By Ricky W. Law Transnational Nazism is a cultural history of German-Japanese relations during the interwar era from the standpoint of their civil societies. It is crucial to highlight that ‘public discourse and perceptions mattered in interwar Japanese-German relations because few could afford firsthand interactions’ (p.2). Review by Francesco Cioffo

Kimono Couture: The Beauty of Chiso

Books

Kimono Couture: The Beauty of Chiso

By Vivian Li and Christine Starkman The catalogue of the exhibition 'Kimono Couture: The Beauty of Chiso' at the Worcester Art Museum focuses on the crafting practices behind kimono, telling the history of kimono from the view of one of Japan’s oldest kimono houses still existing today. Review by Carolin Becke

The Japan Affair

Books

The Japan Affair

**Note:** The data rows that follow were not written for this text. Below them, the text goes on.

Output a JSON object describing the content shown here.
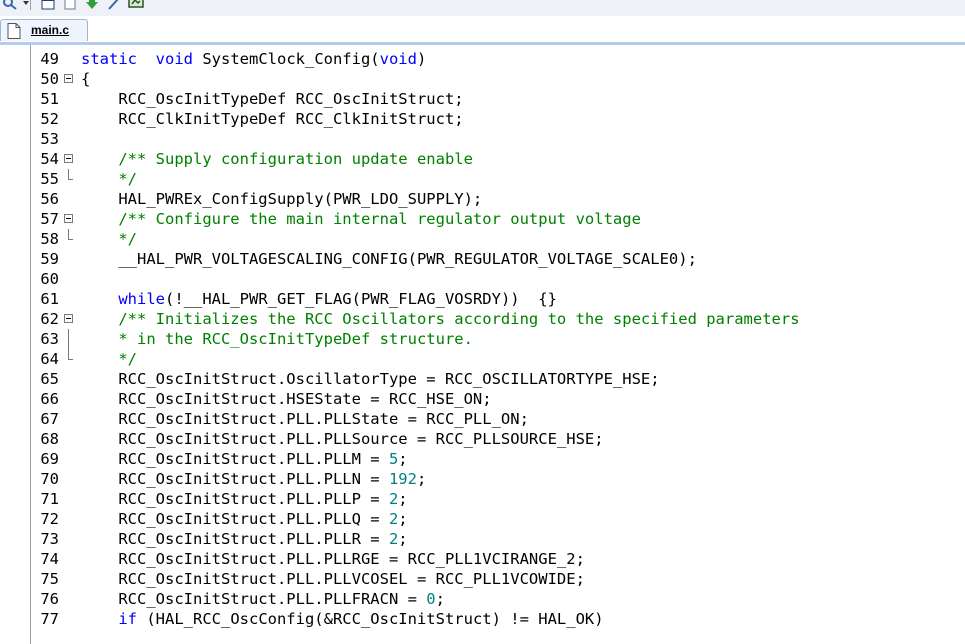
{
  "toolbar": {
    "buttons": [
      {
        "icon": "magnifier-icon"
      },
      {
        "icon": "window-icon"
      },
      {
        "icon": "blank-window-icon"
      },
      {
        "icon": "down-arrow-icon"
      },
      {
        "icon": "wand-icon"
      },
      {
        "icon": "monitor-icon"
      }
    ]
  },
  "tab": {
    "label": "main.c",
    "icon": "file-icon"
  },
  "colors": {
    "keyword": "#0000ff",
    "comment": "#008000",
    "number": "#008080",
    "text": "#000000"
  },
  "lines": [
    {
      "n": "49",
      "fold": "",
      "tokens": [
        [
          "kw",
          "static"
        ],
        [
          "",
          "  "
        ],
        [
          "kw",
          "void"
        ],
        [
          "",
          " SystemClock_Config("
        ],
        [
          "kw",
          "void"
        ],
        [
          "",
          ")"
        ]
      ]
    },
    {
      "n": "50",
      "fold": "open",
      "tokens": [
        [
          "",
          "{"
        ]
      ]
    },
    {
      "n": "51",
      "fold": "",
      "tokens": [
        [
          "",
          "    RCC_OscInitTypeDef RCC_OscInitStruct;"
        ]
      ]
    },
    {
      "n": "52",
      "fold": "",
      "tokens": [
        [
          "",
          "    RCC_ClkInitTypeDef RCC_ClkInitStruct;"
        ]
      ]
    },
    {
      "n": "53",
      "fold": "",
      "tokens": []
    },
    {
      "n": "54",
      "fold": "open",
      "tokens": [
        [
          "cm",
          "    /** Supply configuration update enable"
        ]
      ]
    },
    {
      "n": "55",
      "fold": "end",
      "tokens": [
        [
          "cm",
          "    */"
        ]
      ]
    },
    {
      "n": "56",
      "fold": "",
      "tokens": [
        [
          "",
          "    HAL_PWREx_ConfigSupply(PWR_LDO_SUPPLY);"
        ]
      ]
    },
    {
      "n": "57",
      "fold": "open",
      "tokens": [
        [
          "cm",
          "    /** Configure the main internal regulator output voltage"
        ]
      ]
    },
    {
      "n": "58",
      "fold": "end",
      "tokens": [
        [
          "cm",
          "    */"
        ]
      ]
    },
    {
      "n": "59",
      "fold": "",
      "tokens": [
        [
          "",
          "    __HAL_PWR_VOLTAGESCALING_CONFIG(PWR_REGULATOR_VOLTAGE_SCALE0);"
        ]
      ]
    },
    {
      "n": "60",
      "fold": "",
      "tokens": []
    },
    {
      "n": "61",
      "fold": "",
      "tokens": [
        [
          "kw",
          "    while"
        ],
        [
          "",
          "(!__HAL_PWR_GET_FLAG(PWR_FLAG_VOSRDY))  {}"
        ]
      ]
    },
    {
      "n": "62",
      "fold": "open",
      "tokens": [
        [
          "cm",
          "    /** Initializes the RCC Oscillators according to the specified parameters"
        ]
      ]
    },
    {
      "n": "63",
      "fold": "vline",
      "tokens": [
        [
          "cm",
          "    * in the RCC_OscInitTypeDef structure."
        ]
      ]
    },
    {
      "n": "64",
      "fold": "end",
      "tokens": [
        [
          "cm",
          "    */"
        ]
      ]
    },
    {
      "n": "65",
      "fold": "",
      "tokens": [
        [
          "",
          "    RCC_OscInitStruct.OscillatorType = RCC_OSCILLATORTYPE_HSE;"
        ]
      ]
    },
    {
      "n": "66",
      "fold": "",
      "tokens": [
        [
          "",
          "    RCC_OscInitStruct.HSEState = RCC_HSE_ON;"
        ]
      ]
    },
    {
      "n": "67",
      "fold": "",
      "tokens": [
        [
          "",
          "    RCC_OscInitStruct.PLL.PLLState = RCC_PLL_ON;"
        ]
      ]
    },
    {
      "n": "68",
      "fold": "",
      "tokens": [
        [
          "",
          "    RCC_OscInitStruct.PLL.PLLSource = RCC_PLLSOURCE_HSE;"
        ]
      ]
    },
    {
      "n": "69",
      "fold": "",
      "tokens": [
        [
          "",
          "    RCC_OscInitStruct.PLL.PLLM = "
        ],
        [
          "num",
          "5"
        ],
        [
          "",
          ";"
        ]
      ]
    },
    {
      "n": "70",
      "fold": "",
      "tokens": [
        [
          "",
          "    RCC_OscInitStruct.PLL.PLLN = "
        ],
        [
          "num",
          "192"
        ],
        [
          "",
          ";"
        ]
      ]
    },
    {
      "n": "71",
      "fold": "",
      "tokens": [
        [
          "",
          "    RCC_OscInitStruct.PLL.PLLP = "
        ],
        [
          "num",
          "2"
        ],
        [
          "",
          ";"
        ]
      ]
    },
    {
      "n": "72",
      "fold": "",
      "tokens": [
        [
          "",
          "    RCC_OscInitStruct.PLL.PLLQ = "
        ],
        [
          "num",
          "2"
        ],
        [
          "",
          ";"
        ]
      ]
    },
    {
      "n": "73",
      "fold": "",
      "tokens": [
        [
          "",
          "    RCC_OscInitStruct.PLL.PLLR = "
        ],
        [
          "num",
          "2"
        ],
        [
          "",
          ";"
        ]
      ]
    },
    {
      "n": "74",
      "fold": "",
      "tokens": [
        [
          "",
          "    RCC_OscInitStruct.PLL.PLLRGE = RCC_PLL1VCIRANGE_2;"
        ]
      ]
    },
    {
      "n": "75",
      "fold": "",
      "tokens": [
        [
          "",
          "    RCC_OscInitStruct.PLL.PLLVCOSEL = RCC_PLL1VCOWIDE;"
        ]
      ]
    },
    {
      "n": "76",
      "fold": "",
      "tokens": [
        [
          "",
          "    RCC_OscInitStruct.PLL.PLLFRACN = "
        ],
        [
          "num",
          "0"
        ],
        [
          "",
          ";"
        ]
      ]
    },
    {
      "n": "77",
      "fold": "",
      "tokens": [
        [
          "kw",
          "    if"
        ],
        [
          "",
          " (HAL_RCC_OscConfig(&RCC_OscInitStruct) != HAL_OK)"
        ]
      ]
    }
  ]
}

By David Howell Lord Howell of Guildford is a long-serving Conservative government minister who, since 1985, has been writing regularly for The Japan Times. This volume contains an edited collection of his columns with some interspersed comments to provide continuity and context. Review by Peter Kornicki

Peak Japan

Books

Peak Japan

By Brad Glosserman In Peak Japan, Brad Glosserman explains his view on why Japan has not and will not change, concluding that Japanese horizons are shrinking and that the Japanese public has given up the bold ambitions of previous generations and its current leadership. Review by Duncan Bartlett

Stranger in the Shogun’s City

Books

Stranger in the Shogun’s City

By Amy Stanley A deeply researched work of history that explores the life of an unconventional woman during the first half of the 19th century in Edo (Tokyo) and a portrait of a great city on the brink of the encounter with the West. Review by Laurence Green